#### Data provided ####

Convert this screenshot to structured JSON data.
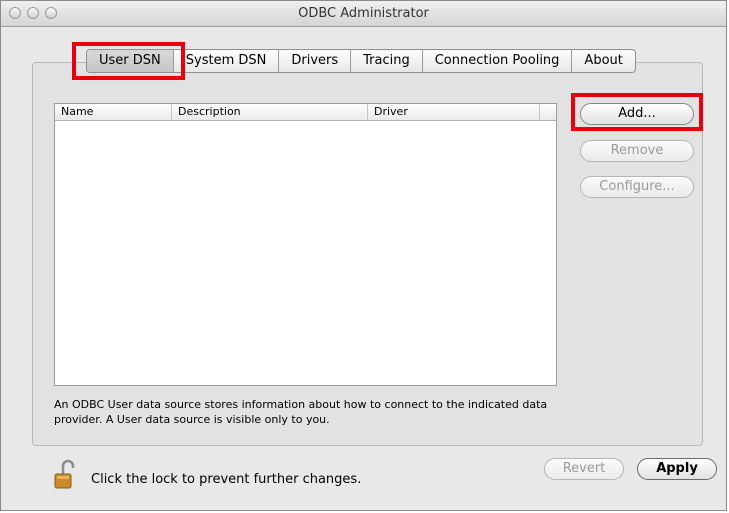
{
  "window": {
    "title": "ODBC Administrator"
  },
  "tabs": [
    {
      "label": "User DSN",
      "active": true
    },
    {
      "label": "System DSN",
      "active": false
    },
    {
      "label": "Drivers",
      "active": false
    },
    {
      "label": "Tracing",
      "active": false
    },
    {
      "label": "Connection Pooling",
      "active": false
    },
    {
      "label": "About",
      "active": false
    }
  ],
  "table": {
    "columns": [
      "Name",
      "Description",
      "Driver"
    ]
  },
  "buttons": {
    "add": "Add...",
    "remove": "Remove",
    "configure": "Configure...",
    "revert": "Revert",
    "apply": "Apply"
  },
  "description": "An ODBC User data source stores information about how to connect to the indicated data provider. A User data source is visible only to you.",
  "lock": {
    "text": "Click the lock to prevent further changes."
  },
  "colors": {
    "highlight": "#e8000d"
  }
}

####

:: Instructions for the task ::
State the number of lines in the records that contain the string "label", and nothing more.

:: Solution for this exercise ::
6